[[ Dataset content open ]]

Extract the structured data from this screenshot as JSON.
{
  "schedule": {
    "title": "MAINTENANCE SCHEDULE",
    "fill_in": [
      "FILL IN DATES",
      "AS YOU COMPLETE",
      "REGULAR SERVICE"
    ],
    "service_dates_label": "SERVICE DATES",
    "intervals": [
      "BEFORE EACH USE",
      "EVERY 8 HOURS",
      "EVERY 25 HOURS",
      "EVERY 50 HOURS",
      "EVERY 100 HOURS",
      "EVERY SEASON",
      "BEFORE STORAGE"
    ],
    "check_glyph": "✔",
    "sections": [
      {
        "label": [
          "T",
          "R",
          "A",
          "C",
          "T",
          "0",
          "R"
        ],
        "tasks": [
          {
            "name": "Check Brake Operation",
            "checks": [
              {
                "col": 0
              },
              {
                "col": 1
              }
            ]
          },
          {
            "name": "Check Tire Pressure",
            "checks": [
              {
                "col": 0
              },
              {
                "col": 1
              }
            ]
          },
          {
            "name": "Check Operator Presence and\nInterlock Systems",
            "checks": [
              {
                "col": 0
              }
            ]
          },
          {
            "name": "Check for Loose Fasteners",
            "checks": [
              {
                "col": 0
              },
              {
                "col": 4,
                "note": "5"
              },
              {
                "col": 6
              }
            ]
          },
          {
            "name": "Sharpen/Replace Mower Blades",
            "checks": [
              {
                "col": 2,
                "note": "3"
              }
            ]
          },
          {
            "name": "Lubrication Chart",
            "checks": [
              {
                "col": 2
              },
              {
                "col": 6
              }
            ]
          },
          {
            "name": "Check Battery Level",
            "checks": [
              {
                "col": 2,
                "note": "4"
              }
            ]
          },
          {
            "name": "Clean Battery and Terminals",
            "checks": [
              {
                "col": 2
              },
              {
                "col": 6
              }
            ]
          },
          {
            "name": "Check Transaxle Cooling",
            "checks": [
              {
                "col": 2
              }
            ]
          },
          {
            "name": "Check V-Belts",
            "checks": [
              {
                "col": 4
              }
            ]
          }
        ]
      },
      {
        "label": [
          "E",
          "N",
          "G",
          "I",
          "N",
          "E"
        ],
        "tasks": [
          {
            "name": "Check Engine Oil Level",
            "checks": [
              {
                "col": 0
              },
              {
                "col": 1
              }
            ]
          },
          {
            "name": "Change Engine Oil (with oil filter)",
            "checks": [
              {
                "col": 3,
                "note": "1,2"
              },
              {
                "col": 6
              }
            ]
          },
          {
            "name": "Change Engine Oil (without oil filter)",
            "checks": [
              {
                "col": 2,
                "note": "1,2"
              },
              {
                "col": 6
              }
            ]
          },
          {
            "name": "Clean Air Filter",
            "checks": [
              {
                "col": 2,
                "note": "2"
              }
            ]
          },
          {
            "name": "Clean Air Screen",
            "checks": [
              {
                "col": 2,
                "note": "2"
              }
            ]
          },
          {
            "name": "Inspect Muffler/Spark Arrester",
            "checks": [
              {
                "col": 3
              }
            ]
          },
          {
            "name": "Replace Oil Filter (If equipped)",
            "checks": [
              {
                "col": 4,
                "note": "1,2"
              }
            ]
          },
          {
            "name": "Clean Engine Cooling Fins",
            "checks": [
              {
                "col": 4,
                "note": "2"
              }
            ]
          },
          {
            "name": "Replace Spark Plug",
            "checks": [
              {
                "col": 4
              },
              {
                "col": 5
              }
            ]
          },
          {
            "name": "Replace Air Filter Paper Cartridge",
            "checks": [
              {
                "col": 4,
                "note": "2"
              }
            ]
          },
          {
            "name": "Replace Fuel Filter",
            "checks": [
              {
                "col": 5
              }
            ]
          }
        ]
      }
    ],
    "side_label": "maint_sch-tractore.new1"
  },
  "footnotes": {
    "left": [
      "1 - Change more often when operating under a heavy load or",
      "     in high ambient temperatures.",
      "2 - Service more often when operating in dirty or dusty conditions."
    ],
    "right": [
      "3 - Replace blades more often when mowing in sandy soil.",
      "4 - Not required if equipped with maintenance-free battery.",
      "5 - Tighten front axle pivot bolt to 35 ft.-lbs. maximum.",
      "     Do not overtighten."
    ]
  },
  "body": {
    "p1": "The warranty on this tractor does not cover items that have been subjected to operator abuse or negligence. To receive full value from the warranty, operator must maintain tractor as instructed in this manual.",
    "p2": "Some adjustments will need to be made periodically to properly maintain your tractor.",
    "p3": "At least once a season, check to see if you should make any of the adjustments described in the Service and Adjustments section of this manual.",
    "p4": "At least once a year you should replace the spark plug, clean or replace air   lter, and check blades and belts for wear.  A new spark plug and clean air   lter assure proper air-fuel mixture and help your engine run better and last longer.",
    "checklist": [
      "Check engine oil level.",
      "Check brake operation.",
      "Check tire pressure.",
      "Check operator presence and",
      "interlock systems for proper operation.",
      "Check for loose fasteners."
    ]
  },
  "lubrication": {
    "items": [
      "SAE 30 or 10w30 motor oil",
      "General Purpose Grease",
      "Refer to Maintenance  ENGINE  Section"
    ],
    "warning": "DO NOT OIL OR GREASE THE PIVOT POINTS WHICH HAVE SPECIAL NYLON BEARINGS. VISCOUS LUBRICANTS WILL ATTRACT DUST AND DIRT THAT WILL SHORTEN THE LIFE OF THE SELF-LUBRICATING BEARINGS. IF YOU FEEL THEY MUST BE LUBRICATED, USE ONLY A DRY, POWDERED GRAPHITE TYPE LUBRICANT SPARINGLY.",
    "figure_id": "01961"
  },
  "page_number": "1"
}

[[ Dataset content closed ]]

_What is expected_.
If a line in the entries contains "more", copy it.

_Answer to the problem_.
      "1 - Change more often when operating under a heavy load or",
      "2 - Service more often when operating in dirty or dusty conditions."
      "3 - Replace blades more often when mowing in sandy soil.",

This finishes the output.